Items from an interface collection
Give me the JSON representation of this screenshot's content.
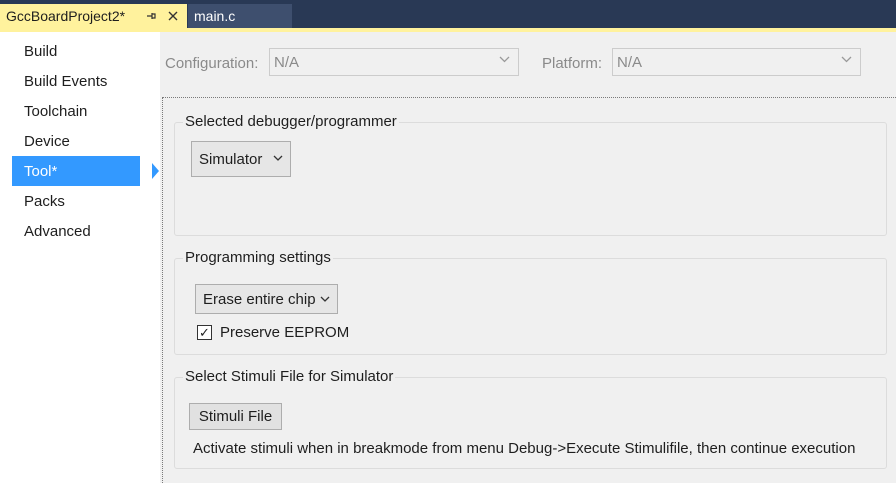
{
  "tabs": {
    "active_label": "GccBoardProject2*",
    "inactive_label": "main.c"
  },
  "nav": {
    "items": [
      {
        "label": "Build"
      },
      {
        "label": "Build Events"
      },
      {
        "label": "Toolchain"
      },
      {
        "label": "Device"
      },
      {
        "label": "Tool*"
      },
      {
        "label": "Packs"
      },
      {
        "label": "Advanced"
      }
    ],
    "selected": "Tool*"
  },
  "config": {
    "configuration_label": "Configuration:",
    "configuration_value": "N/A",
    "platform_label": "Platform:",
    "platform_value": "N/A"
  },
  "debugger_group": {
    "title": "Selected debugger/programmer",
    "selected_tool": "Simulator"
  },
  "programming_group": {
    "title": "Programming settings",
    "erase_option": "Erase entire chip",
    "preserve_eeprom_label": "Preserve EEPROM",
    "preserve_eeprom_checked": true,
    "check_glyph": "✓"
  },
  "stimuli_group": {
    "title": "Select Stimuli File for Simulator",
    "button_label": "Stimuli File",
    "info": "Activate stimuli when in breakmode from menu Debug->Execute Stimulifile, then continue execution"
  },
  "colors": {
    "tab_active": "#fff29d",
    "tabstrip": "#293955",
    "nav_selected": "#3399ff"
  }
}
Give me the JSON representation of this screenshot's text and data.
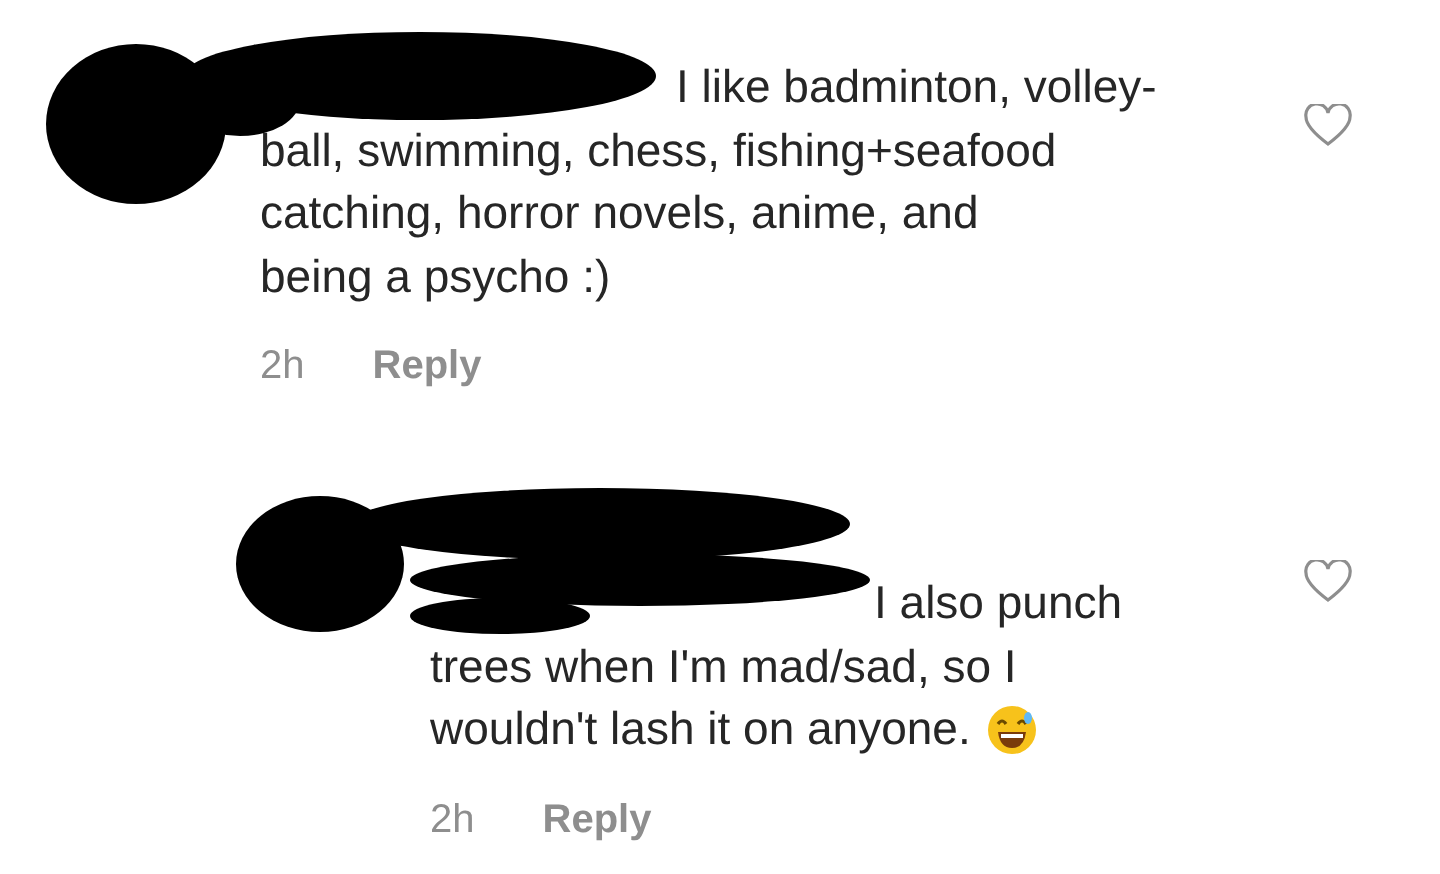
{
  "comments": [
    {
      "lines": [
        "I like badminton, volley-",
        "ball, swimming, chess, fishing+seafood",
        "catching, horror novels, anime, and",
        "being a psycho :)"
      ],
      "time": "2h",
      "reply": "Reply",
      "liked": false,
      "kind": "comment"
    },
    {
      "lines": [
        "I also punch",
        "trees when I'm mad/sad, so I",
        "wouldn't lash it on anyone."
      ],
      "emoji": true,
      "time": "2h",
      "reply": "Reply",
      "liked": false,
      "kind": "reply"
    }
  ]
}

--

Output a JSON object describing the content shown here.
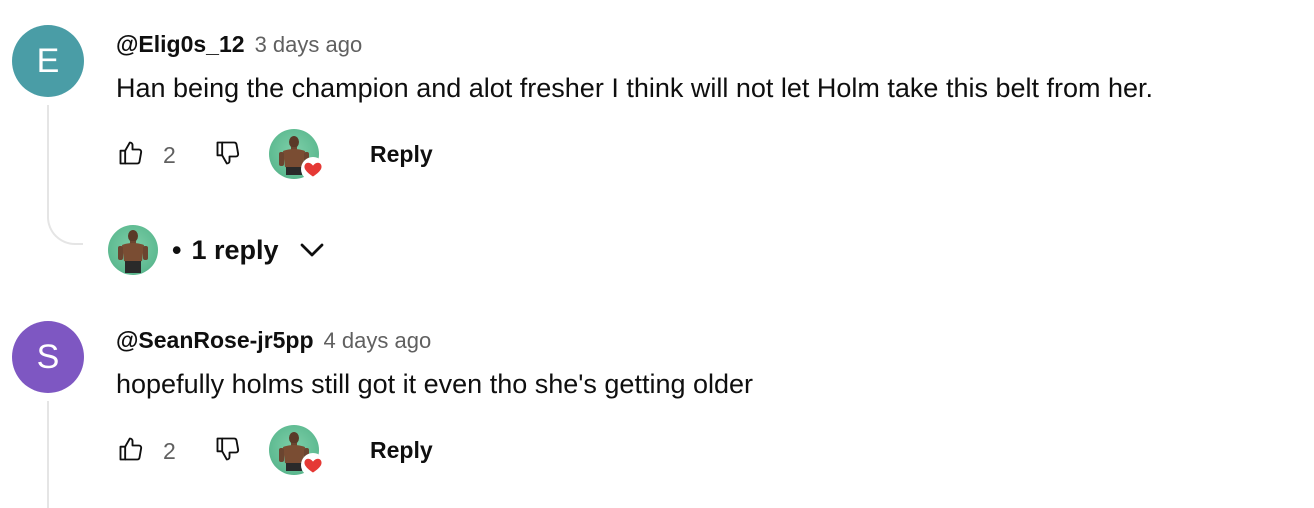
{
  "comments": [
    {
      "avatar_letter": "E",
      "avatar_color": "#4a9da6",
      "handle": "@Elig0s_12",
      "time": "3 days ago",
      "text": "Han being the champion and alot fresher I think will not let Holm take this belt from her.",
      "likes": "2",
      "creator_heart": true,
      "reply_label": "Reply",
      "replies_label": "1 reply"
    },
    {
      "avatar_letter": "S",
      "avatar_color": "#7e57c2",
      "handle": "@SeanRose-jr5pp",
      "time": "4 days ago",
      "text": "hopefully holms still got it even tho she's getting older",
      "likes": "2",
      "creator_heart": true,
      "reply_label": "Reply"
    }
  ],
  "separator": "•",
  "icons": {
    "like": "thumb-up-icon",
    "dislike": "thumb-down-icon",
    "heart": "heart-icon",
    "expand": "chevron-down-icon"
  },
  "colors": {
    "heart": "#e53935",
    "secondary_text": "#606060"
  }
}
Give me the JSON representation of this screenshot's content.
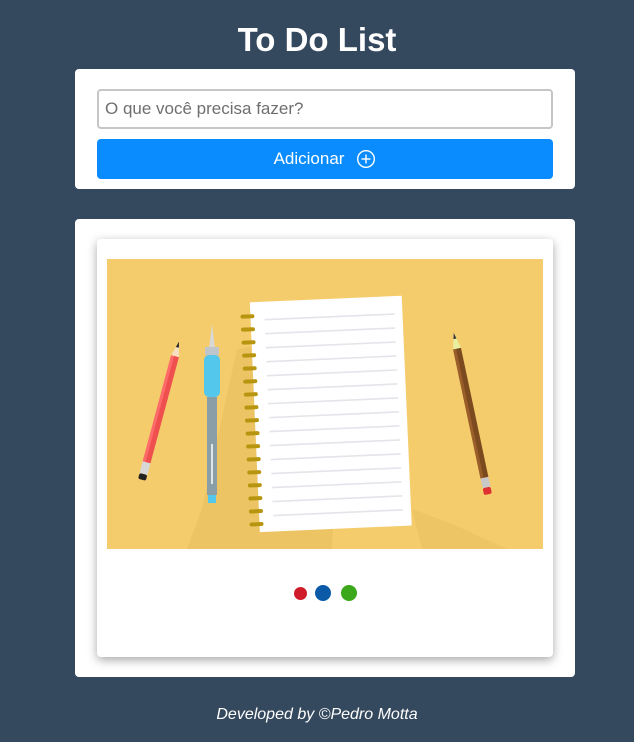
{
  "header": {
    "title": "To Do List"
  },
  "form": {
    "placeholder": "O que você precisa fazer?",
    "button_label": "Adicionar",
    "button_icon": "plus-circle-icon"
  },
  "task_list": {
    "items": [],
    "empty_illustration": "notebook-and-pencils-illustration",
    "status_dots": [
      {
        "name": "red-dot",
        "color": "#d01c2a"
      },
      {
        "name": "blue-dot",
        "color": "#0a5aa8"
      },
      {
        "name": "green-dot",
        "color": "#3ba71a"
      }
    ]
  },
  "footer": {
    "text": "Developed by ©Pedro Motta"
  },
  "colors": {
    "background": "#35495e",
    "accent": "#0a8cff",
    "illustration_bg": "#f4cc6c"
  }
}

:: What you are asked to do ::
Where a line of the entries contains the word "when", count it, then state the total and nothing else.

:: Solution for this exercise ::
2